    The "chief complaint" of the liberals Glastris mentions is that Obama continued the policies not of Bill Clinton but of George W. Bush.

    Particularly in the area of illegal foreign wars, the transition between W. and Obama was seamless.

    And if the Patient Protection and Affordable Care Act is Obama's signature domestic achievement, Glastris woefully overstates the case for Obama going down in history as a "great or near-great president."

    Sadly, rather than reforming our healthcare system, which costs the most but delivers the least bang for the buck of any healthcare system in the world, the PPACA institutionalizes the private insurers that are, by far, the greatest source of waste in the current system, by requiring virtually every adult under age 65 to purchase their services. Anyone who has ever spent a few hours on the phone trying to get a private insurer to pay up when healthcare is needed should know what a disaster the ACA is going to be.

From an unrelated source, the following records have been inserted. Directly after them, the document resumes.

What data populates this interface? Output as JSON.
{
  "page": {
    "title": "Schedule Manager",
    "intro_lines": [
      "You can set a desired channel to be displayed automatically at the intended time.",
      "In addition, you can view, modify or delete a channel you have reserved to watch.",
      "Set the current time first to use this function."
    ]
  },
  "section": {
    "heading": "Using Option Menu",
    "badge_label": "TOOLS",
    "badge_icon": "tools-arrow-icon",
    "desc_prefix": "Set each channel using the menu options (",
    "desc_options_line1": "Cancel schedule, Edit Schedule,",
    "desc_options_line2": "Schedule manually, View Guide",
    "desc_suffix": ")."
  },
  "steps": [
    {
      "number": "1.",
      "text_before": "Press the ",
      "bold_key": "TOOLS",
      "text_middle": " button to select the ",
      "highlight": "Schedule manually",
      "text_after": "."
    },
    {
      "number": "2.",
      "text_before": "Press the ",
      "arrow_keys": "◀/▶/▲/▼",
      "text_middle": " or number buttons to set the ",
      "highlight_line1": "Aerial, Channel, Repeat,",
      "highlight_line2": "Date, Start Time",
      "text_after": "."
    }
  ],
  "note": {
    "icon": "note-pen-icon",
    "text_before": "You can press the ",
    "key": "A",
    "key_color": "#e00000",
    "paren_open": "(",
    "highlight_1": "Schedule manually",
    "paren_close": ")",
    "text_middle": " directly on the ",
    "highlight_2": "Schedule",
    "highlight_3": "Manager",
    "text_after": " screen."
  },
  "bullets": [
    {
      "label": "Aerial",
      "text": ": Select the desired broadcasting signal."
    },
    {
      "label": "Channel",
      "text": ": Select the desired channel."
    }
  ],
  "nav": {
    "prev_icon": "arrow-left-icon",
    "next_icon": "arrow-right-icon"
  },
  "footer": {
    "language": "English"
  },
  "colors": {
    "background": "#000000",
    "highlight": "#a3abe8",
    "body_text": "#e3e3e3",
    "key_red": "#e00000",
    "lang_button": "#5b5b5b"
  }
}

    There's a better solution of course - adopt a single payer system, which is what Obama used to support before he became a candidate for president. But taking single payer off the table must have been one of those "pragmatic" decisions for which Obama gets so much credit.

  • ncal on May 26, 2012 9:21 AM:

    ACA is architected to get to single payer -- Bernie Sanders made sure. There will be 2 national pilot models available to the states. Most of the blue states now are implementing Romneycare. But Vermont is doing another pilot -- single-payer. (They originally gave us the Medicare system too, so I'm gonna trust Vermonters on this one.) Virtually every corporation has chosen the single payer solution; they pay the medical costs because they're cheaper and pay the HMOs an administration fee. The states will choose that budget-wise solution too, even if they choose it second.
    Another achievement of Obama's that the author missed detailing: IT for ACA was in the stimulus bill; IT at the physician level. That's why the cost savings from IT are not included in the CBO evaluation of the ACA.